Yet, I don't know anyone who actually uses Python 3 for application development. I think there are two primary reasons for this:

  1. The advantages are few.
  2. The disadvantages are many.

The most controversial change in Python 3 was that the string type was changed from an 8-bit raw byte string to a unicode-based string type which makes sense because the string type is for human-readable text and unicode is able to represent any text.

Unfortunately, it broke almost every existing library. But it also missed the mark.

In Python 2 we have str and unicode. In Python 3 we have str and bytes. But there's a design that allows us to combine the functionality of both in a single type.


We can use a rope-like data structure where each leaf is a sequence of bytes with an encoding such as utf-8 (see also the paper from 1994 by Boehm, Atkinson and Plass.)

Rope data-structure

We can add any two str instances together, regardless of encoding, and use all of the common string methods and operators such as len and split. In all cases, the methods would respect the encodings of the various segments.

To "flatten" a rope, we encode it:

>>> string.encode('utf-8')

This is typically necessary only for I/O or use with external libraries.

What about raw bytes? Easy:

>>> data = open('foo.png', 'rb').read()

And if we know that a particular substring is actually encoded:

>>> header = data[1:4].decode('utf-8')

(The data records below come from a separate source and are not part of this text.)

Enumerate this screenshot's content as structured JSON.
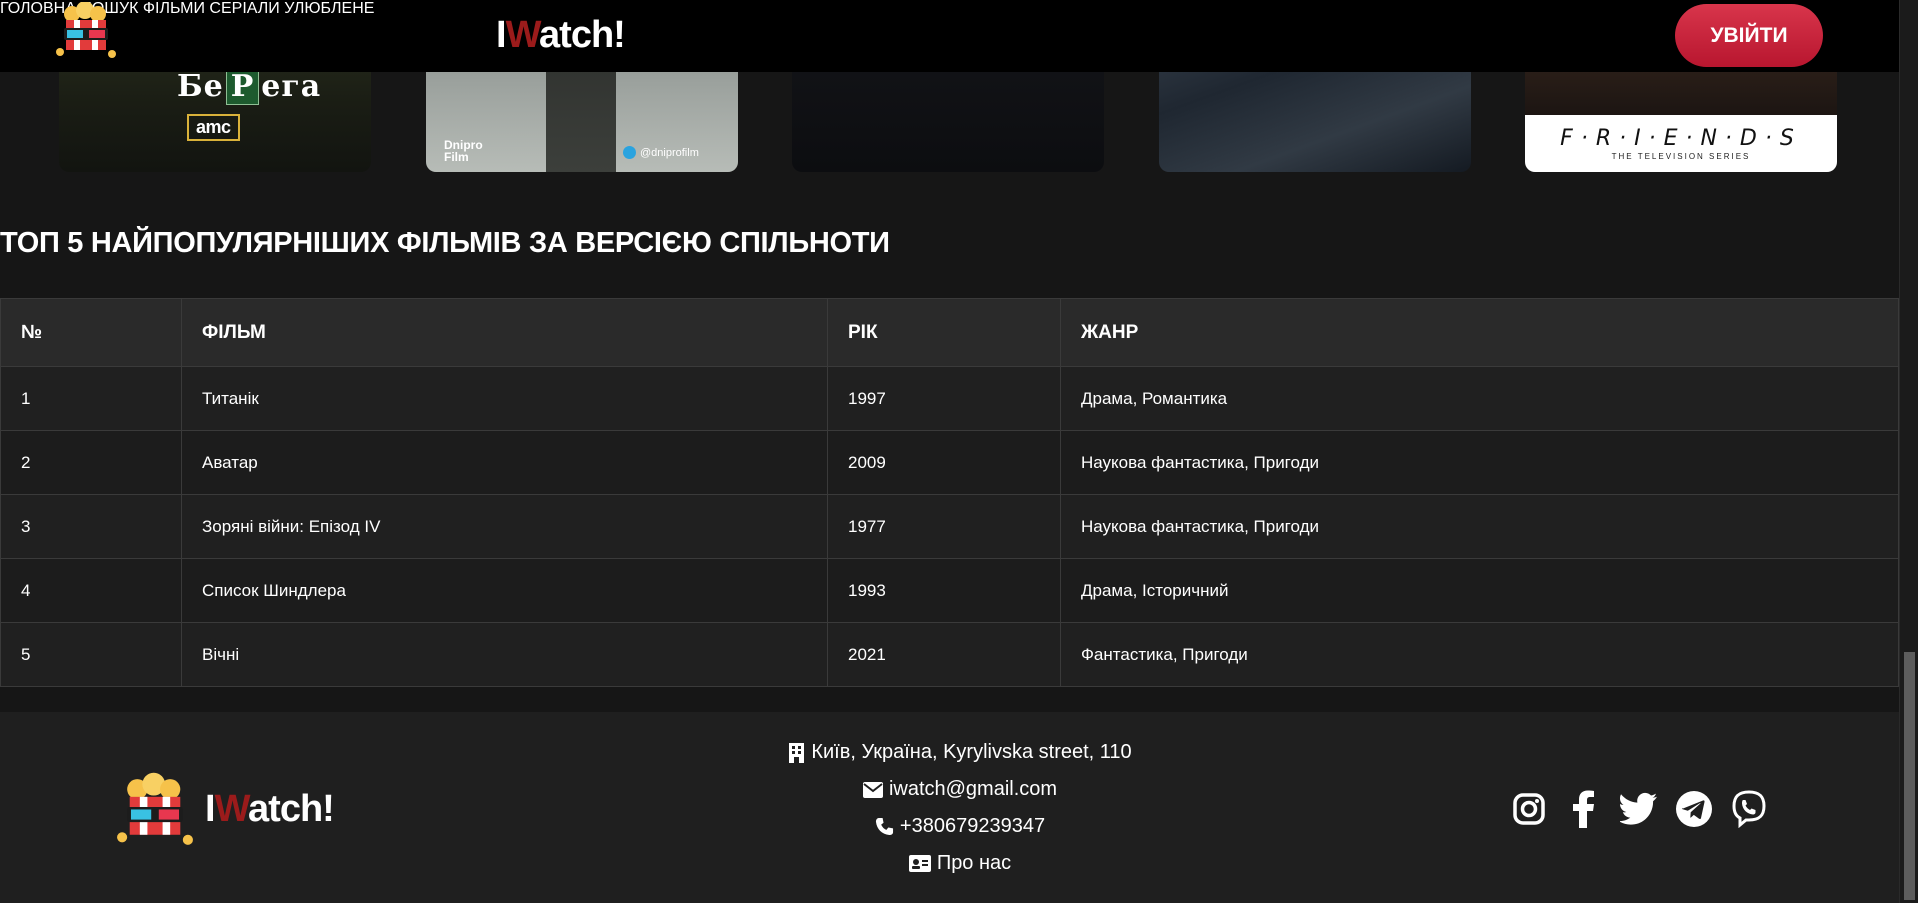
{
  "header": {
    "brand_first": "I",
    "brand_w": "W",
    "brand_rest": "atch!",
    "nav": [
      "ГОЛОВНА",
      "ПОШУК",
      "ФІЛЬМИ",
      "СЕРІАЛИ",
      "УЛЮБЛЕНЕ"
    ],
    "login_label": "УВІЙТИ"
  },
  "posters": {
    "p1_title_a": "Бе",
    "p1_title_cell": "Р",
    "p1_title_b": "ега",
    "p1_badge": "amc",
    "p2_studio": "Dnipro Film",
    "p2_tg": "@dniprofilm",
    "p5_title": "F·R·I·E·N·D·S",
    "p5_subtitle": "THE TELEVISION SERIES"
  },
  "section": {
    "title": "ТОП 5 НАЙПОПУЛЯРНІШИХ ФІЛЬМІВ ЗА ВЕРСІЄЮ СПІЛЬНОТИ"
  },
  "table": {
    "headers": [
      "№",
      "ФІЛЬМ",
      "РІК",
      "ЖАНР"
    ],
    "rows": [
      [
        "1",
        "Титанік",
        "1997",
        "Драма, Романтика"
      ],
      [
        "2",
        "Аватар",
        "2009",
        "Наукова фантастика, Пригоди"
      ],
      [
        "3",
        "Зоряні війни: Епізод IV",
        "1977",
        "Наукова фантастика, Пригоди"
      ],
      [
        "4",
        "Список Шиндлера",
        "1993",
        "Драма, Історичний"
      ],
      [
        "5",
        "Вічні",
        "2021",
        "Фантастика, Пригоди"
      ]
    ]
  },
  "footer": {
    "brand_first": "I",
    "brand_w": "W",
    "brand_rest": "atch!",
    "address": "Київ, Україна, Kyrylivska street, 110",
    "email": "iwatch@gmail.com",
    "phone": "+380679239347",
    "about": "Про нас",
    "socials": [
      "instagram-icon",
      "facebook-icon",
      "twitter-icon",
      "telegram-icon",
      "viber-icon"
    ]
  },
  "colors": {
    "accent_red": "#c41e3a",
    "brand_w": "#9b1b1b",
    "background": "#161616"
  }
}
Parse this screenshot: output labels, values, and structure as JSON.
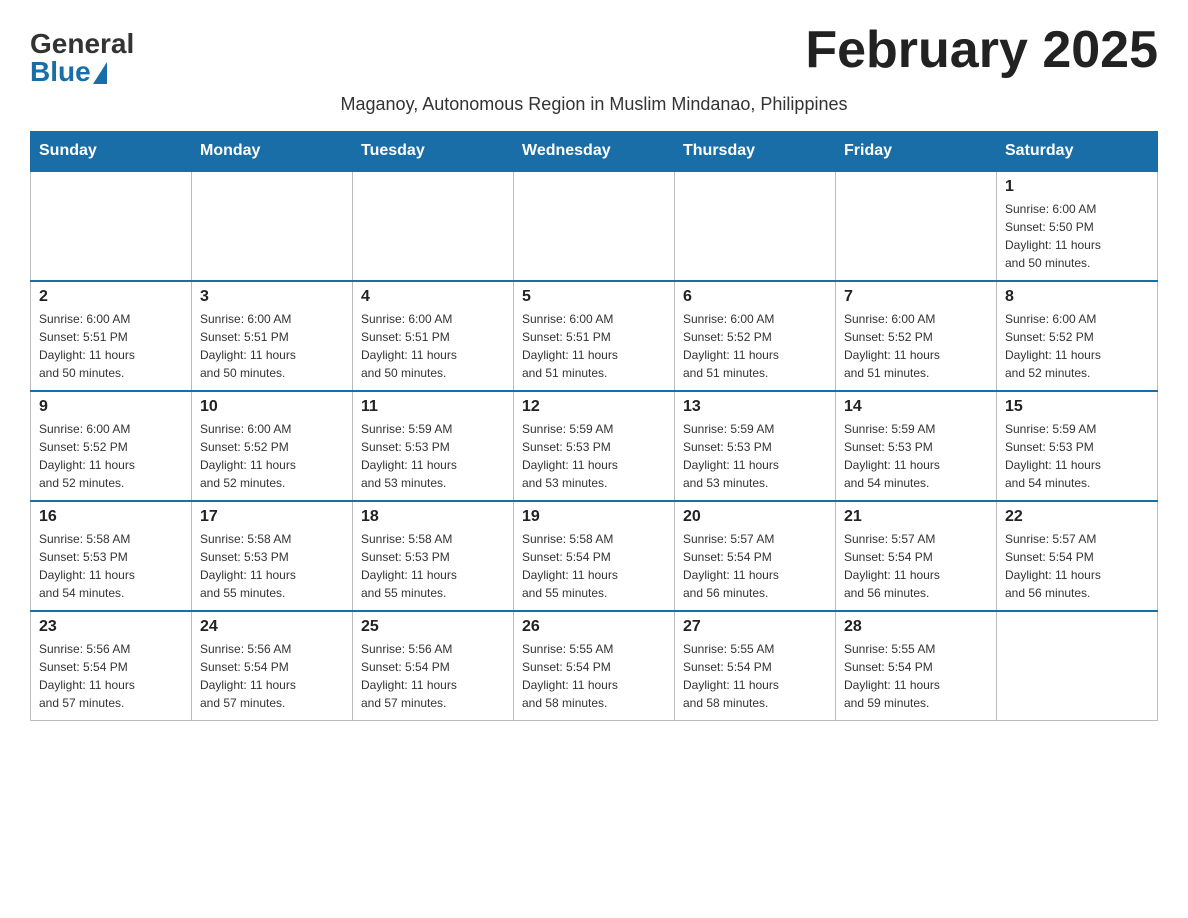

This works because data was read as raw bytes from a file. When we decode this data we get a rope that's composed of a single segment with a unicode-compatible encoding – utf-8.

Discussion on Hacker News.